§ YOUR GOAL: Your answer must match the material exactly, line for line.

*** DATASET EXTRACT Section Begins ***

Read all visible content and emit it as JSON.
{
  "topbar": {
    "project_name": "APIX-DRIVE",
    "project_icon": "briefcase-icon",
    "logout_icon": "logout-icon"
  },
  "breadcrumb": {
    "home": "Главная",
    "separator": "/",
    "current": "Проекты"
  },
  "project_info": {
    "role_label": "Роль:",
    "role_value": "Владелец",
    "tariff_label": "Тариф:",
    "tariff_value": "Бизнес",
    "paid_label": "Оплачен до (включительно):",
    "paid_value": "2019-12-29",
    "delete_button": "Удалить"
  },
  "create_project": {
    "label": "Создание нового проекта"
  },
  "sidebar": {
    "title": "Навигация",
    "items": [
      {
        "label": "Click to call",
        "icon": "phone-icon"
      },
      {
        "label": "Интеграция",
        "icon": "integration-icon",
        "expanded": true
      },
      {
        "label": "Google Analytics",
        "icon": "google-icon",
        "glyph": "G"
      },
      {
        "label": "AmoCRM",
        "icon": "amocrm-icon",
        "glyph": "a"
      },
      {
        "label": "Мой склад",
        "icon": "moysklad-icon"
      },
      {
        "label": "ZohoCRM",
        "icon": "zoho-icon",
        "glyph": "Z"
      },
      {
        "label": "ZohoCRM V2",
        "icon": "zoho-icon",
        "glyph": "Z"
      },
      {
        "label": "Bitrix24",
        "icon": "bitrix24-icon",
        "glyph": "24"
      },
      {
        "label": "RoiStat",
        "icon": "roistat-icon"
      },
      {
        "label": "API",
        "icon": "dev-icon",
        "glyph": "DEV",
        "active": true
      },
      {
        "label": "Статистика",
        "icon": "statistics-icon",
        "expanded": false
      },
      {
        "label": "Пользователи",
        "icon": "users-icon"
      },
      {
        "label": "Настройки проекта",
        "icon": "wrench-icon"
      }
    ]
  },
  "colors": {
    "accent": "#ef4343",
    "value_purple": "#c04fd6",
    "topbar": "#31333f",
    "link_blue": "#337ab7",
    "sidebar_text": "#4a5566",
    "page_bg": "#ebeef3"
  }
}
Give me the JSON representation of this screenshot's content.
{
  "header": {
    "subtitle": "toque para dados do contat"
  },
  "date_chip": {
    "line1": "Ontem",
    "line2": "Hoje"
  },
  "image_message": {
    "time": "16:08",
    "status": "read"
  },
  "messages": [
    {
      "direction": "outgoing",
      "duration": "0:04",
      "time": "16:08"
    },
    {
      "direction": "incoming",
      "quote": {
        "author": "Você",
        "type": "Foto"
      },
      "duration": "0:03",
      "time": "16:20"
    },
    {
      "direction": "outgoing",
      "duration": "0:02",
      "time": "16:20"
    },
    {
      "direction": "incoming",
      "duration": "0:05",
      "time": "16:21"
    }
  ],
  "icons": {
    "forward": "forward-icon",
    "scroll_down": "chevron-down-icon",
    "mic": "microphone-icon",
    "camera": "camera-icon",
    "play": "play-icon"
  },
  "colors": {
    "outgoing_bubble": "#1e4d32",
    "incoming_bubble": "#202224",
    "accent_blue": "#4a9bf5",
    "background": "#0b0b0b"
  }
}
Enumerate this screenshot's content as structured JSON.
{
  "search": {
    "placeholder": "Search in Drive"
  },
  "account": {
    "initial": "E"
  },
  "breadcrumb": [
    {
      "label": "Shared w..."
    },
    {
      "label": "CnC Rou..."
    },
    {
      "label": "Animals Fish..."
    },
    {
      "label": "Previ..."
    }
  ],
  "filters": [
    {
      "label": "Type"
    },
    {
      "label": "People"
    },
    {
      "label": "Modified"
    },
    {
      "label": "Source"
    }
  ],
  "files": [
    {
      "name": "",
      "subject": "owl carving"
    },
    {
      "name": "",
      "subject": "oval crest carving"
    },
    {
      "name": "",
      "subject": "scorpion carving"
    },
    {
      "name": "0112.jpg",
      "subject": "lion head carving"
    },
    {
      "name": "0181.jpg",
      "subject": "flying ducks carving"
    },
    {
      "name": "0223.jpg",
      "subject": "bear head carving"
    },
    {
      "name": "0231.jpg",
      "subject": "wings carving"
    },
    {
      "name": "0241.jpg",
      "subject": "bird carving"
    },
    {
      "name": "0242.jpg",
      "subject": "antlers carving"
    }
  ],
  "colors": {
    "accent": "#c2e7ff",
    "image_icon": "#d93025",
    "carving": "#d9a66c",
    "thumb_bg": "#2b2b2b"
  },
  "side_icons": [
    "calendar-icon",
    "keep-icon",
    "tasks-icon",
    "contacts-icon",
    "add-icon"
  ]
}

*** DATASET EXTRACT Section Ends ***

§ THE COMPLETED TASK:
Read all visible content and emit it as JSON.
{
  "topbar": {
    "project_name": "APIX-DRIVE",
    "project_icon": "briefcase-icon",
    "logout_icon": "logout-icon"
  },
  "breadcrumb": {
    "home": "Главная",
    "separator": "/",
    "current": "Проекты"
  },
  "project_info": {
    "role_label": "Роль:",
    "role_value": "Владелец",
    "tariff_label": "Тариф:",
    "tariff_value": "Бизнес",
    "paid_label": "Оплачен до (включительно):",
    "paid_value": "2019-12-29",
    "delete_button": "Удалить"
  },
  "create_project": {
    "label": "Создание нового проекта"
  },
  "sidebar": {
    "title": "Навигация",
    "items": [
      {
        "label": "Click to call",
        "icon": "phone-icon"
      },
      {
        "label": "Интеграция",
        "icon": "integration-icon",
        "expanded": true
      },
      {
        "label": "Google Analytics",
        "icon": "google-icon",
        "glyph": "G"
      },
      {
        "label": "AmoCRM",
        "icon": "amocrm-icon",
        "glyph": "a"
      },
      {
        "label": "Мой склад",
        "icon": "moysklad-icon"
      },
      {
        "label": "ZohoCRM",
        "icon": "zoho-icon",
        "glyph": "Z"
      },
      {
        "label": "ZohoCRM V2",
        "icon": "zoho-icon",
        "glyph": "Z"
      },
      {
        "label": "Bitrix24",
        "icon": "bitrix24-icon",
        "glyph": "24"
      },
      {
        "label": "RoiStat",
        "icon": "roistat-icon"
      },
      {
        "label": "API",
        "icon": "dev-icon",
        "glyph": "DEV",
        "active": true
      },
      {
        "label": "Статистика",
        "icon": "statistics-icon",
        "expanded": false
      },
      {
        "label": "Пользователи",
        "icon": "users-icon"
      },
      {
        "label": "Настройки проекта",
        "icon": "wrench-icon"
      }
    ]
  },
  "colors": {
    "accent": "#ef4343",
    "value_purple": "#c04fd6",
    "topbar": "#31333f",
    "link_blue": "#337ab7",
    "sidebar_text": "#4a5566",
    "page_bg": "#ebeef3"
  }
}
Give me the JSON representation of this screenshot's content.
{
  "header": {
    "subtitle": "toque para dados do contat"
  },
  "date_chip": {
    "line1": "Ontem",
    "line2": "Hoje"
  },
  "image_message": {
    "time": "16:08",
    "status": "read"
  },
  "messages": [
    {
      "direction": "outgoing",
      "duration": "0:04",
      "time": "16:08"
    },
    {
      "direction": "incoming",
      "quote": {
        "author": "Você",
        "type": "Foto"
      },
      "duration": "0:03",
      "time": "16:20"
    },
    {
      "direction": "outgoing",
      "duration": "0:02",
      "time": "16:20"
    },
    {
      "direction": "incoming",
      "duration": "0:05",
      "time": "16:21"
    }
  ],
  "icons": {
    "forward": "forward-icon",
    "scroll_down": "chevron-down-icon",
    "mic": "microphone-icon",
    "camera": "camera-icon",
    "play": "play-icon"
  },
  "colors": {
    "outgoing_bubble": "#1e4d32",
    "incoming_bubble": "#202224",
    "accent_blue": "#4a9bf5",
    "background": "#0b0b0b"
  }
}
Enumerate this screenshot's content as structured JSON.
{
  "search": {
    "placeholder": "Search in Drive"
  },
  "account": {
    "initial": "E"
  },
  "breadcrumb": [
    {
      "label": "Shared w..."
    },
    {
      "label": "CnC Rou..."
    },
    {
      "label": "Animals Fish..."
    },
    {
      "label": "Previ..."
    }
  ],
  "filters": [
    {
      "label": "Type"
    },
    {
      "label": "People"
    },
    {
      "label": "Modified"
    },
    {
      "label": "Source"
    }
  ],
  "files": [
    {
      "name": "",
      "subject": "owl carving"
    },
    {
      "name": "",
      "subject": "oval crest carving"
    },
    {
      "name": "",
      "subject": "scorpion carving"
    },
    {
      "name": "0112.jpg",
      "subject": "lion head carving"
    },
    {
      "name": "0181.jpg",
      "subject": "flying ducks carving"
    },
    {
      "name": "0223.jpg",
      "subject": "bear head carving"
    },
    {
      "name": "0231.jpg",
      "subject": "wings carving"
    },
    {
      "name": "0241.jpg",
      "subject": "bird carving"
    },
    {
      "name": "0242.jpg",
      "subject": "antlers carving"
    }
  ],
  "colors": {
    "accent": "#c2e7ff",
    "image_icon": "#d93025",
    "carving": "#d9a66c",
    "thumb_bg": "#2b2b2b"
  },
  "side_icons": [
    "calendar-icon",
    "keep-icon",
    "tasks-icon",
    "contacts-icon",
    "add-icon"
  ]
}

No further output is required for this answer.